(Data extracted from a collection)
[Start of section]
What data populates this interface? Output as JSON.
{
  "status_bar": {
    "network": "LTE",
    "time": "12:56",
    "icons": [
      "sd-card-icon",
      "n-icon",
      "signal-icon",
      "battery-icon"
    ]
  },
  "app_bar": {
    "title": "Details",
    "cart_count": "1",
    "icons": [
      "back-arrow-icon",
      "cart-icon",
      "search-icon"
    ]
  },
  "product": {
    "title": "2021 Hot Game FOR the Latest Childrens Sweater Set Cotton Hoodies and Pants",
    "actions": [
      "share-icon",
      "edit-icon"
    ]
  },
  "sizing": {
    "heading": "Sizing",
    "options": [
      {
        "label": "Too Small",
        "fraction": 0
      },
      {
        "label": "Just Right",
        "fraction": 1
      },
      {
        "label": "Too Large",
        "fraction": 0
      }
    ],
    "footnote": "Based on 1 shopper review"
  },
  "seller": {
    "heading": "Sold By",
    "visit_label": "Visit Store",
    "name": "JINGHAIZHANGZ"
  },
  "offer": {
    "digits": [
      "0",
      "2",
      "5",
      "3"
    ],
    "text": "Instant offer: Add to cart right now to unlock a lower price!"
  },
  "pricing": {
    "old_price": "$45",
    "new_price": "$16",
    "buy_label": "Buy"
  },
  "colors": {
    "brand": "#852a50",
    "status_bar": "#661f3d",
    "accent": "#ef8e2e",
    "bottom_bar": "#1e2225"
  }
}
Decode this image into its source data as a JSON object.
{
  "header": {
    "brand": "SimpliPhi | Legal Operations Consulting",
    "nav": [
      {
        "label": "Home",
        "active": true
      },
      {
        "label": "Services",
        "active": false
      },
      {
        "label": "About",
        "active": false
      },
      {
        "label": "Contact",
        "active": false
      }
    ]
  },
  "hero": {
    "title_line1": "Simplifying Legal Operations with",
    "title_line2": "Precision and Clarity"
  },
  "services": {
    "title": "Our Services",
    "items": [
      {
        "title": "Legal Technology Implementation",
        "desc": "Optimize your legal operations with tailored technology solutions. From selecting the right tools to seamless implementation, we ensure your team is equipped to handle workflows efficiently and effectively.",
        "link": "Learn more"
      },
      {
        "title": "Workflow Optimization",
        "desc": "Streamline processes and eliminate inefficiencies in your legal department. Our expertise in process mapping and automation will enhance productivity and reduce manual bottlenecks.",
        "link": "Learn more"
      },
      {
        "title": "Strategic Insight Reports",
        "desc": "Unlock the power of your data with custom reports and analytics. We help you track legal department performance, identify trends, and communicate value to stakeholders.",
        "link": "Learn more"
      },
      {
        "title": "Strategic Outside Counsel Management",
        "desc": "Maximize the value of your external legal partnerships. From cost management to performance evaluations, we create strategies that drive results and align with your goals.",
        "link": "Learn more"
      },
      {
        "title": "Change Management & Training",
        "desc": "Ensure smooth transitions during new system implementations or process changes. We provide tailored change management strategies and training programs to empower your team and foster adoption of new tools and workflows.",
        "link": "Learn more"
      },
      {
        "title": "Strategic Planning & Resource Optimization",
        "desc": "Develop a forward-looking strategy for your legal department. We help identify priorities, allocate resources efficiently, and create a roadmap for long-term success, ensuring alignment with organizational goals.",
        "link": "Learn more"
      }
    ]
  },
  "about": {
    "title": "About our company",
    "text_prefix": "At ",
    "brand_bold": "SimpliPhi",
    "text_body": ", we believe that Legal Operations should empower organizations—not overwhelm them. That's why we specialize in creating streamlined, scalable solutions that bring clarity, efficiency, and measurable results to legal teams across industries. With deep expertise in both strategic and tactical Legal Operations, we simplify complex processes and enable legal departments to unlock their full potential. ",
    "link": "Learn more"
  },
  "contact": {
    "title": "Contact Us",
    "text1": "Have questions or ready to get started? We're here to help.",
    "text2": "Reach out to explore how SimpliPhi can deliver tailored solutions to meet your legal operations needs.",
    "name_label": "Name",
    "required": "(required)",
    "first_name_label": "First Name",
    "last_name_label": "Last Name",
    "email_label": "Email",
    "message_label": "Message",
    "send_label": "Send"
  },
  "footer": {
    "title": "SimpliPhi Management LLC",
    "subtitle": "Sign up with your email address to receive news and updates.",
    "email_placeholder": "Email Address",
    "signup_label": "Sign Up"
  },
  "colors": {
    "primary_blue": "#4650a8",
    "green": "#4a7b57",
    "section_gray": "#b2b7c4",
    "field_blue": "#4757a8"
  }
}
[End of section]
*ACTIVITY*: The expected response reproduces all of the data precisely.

*RESULT OF THE EXERCISE*:
What data populates this interface? Output as JSON.
{
  "status_bar": {
    "network": "LTE",
    "time": "12:56",
    "icons": [
      "sd-card-icon",
      "n-icon",
      "signal-icon",
      "battery-icon"
    ]
  },
  "app_bar": {
    "title": "Details",
    "cart_count": "1",
    "icons": [
      "back-arrow-icon",
      "cart-icon",
      "search-icon"
    ]
  },
  "product": {
    "title": "2021 Hot Game FOR the Latest Childrens Sweater Set Cotton Hoodies and Pants",
    "actions": [
      "share-icon",
      "edit-icon"
    ]
  },
  "sizing": {
    "heading": "Sizing",
    "options": [
      {
        "label": "Too Small",
        "fraction": 0
      },
      {
        "label": "Just Right",
        "fraction": 1
      },
      {
        "label": "Too Large",
        "fraction": 0
      }
    ],
    "footnote": "Based on 1 shopper review"
  },
  "seller": {
    "heading": "Sold By",
    "visit_label": "Visit Store",
    "name": "JINGHAIZHANGZ"
  },
  "offer": {
    "digits": [
      "0",
      "2",
      "5",
      "3"
    ],
    "text": "Instant offer: Add to cart right now to unlock a lower price!"
  },
  "pricing": {
    "old_price": "$45",
    "new_price": "$16",
    "buy_label": "Buy"
  },
  "colors": {
    "brand": "#852a50",
    "status_bar": "#661f3d",
    "accent": "#ef8e2e",
    "bottom_bar": "#1e2225"
  }
}
Decode this image into its source data as a JSON object.
{
  "header": {
    "brand": "SimpliPhi | Legal Operations Consulting",
    "nav": [
      {
        "label": "Home",
        "active": true
      },
      {
        "label": "Services",
        "active": false
      },
      {
        "label": "About",
        "active": false
      },
      {
        "label": "Contact",
        "active": false
      }
    ]
  },
  "hero": {
    "title_line1": "Simplifying Legal Operations with",
    "title_line2": "Precision and Clarity"
  },
  "services": {
    "title": "Our Services",
    "items": [
      {
        "title": "Legal Technology Implementation",
        "desc": "Optimize your legal operations with tailored technology solutions. From selecting the right tools to seamless implementation, we ensure your team is equipped to handle workflows efficiently and effectively.",
        "link": "Learn more"
      },
      {
        "title": "Workflow Optimization",
        "desc": "Streamline processes and eliminate inefficiencies in your legal department. Our expertise in process mapping and automation will enhance productivity and reduce manual bottlenecks.",
        "link": "Learn more"
      },
      {
        "title": "Strategic Insight Reports",
        "desc": "Unlock the power of your data with custom reports and analytics. We help you track legal department performance, identify trends, and communicate value to stakeholders.",
        "link": "Learn more"
      },
      {
        "title": "Strategic Outside Counsel Management",
        "desc": "Maximize the value of your external legal partnerships. From cost management to performance evaluations, we create strategies that drive results and align with your goals.",
        "link": "Learn more"
      },
      {
        "title": "Change Management & Training",
        "desc": "Ensure smooth transitions during new system implementations or process changes. We provide tailored change management strategies and training programs to empower your team and foster adoption of new tools and workflows.",
        "link": "Learn more"
      },
      {
        "title": "Strategic Planning & Resource Optimization",
        "desc": "Develop a forward-looking strategy for your legal department. We help identify priorities, allocate resources efficiently, and create a roadmap for long-term success, ensuring alignment with organizational goals.",
        "link": "Learn more"
      }
    ]
  },
  "about": {
    "title": "About our company",
    "text_prefix": "At ",
    "brand_bold": "SimpliPhi",
    "text_body": ", we believe that Legal Operations should empower organizations—not overwhelm them. That's why we specialize in creating streamlined, scalable solutions that bring clarity, efficiency, and measurable results to legal teams across industries. With deep expertise in both strategic and tactical Legal Operations, we simplify complex processes and enable legal departments to unlock their full potential. ",
    "link": "Learn more"
  },
  "contact": {
    "title": "Contact Us",
    "text1": "Have questions or ready to get started? We're here to help.",
    "text2": "Reach out to explore how SimpliPhi can deliver tailored solutions to meet your legal operations needs.",
    "name_label": "Name",
    "required": "(required)",
    "first_name_label": "First Name",
    "last_name_label": "Last Name",
    "email_label": "Email",
    "message_label": "Message",
    "send_label": "Send"
  },
  "footer": {
    "title": "SimpliPhi Management LLC",
    "subtitle": "Sign up with your email address to receive news and updates.",
    "email_placeholder": "Email Address",
    "signup_label": "Sign Up"
  },
  "colors": {
    "primary_blue": "#4650a8",
    "green": "#4a7b57",
    "section_gray": "#b2b7c4",
    "field_blue": "#4757a8"
  }
}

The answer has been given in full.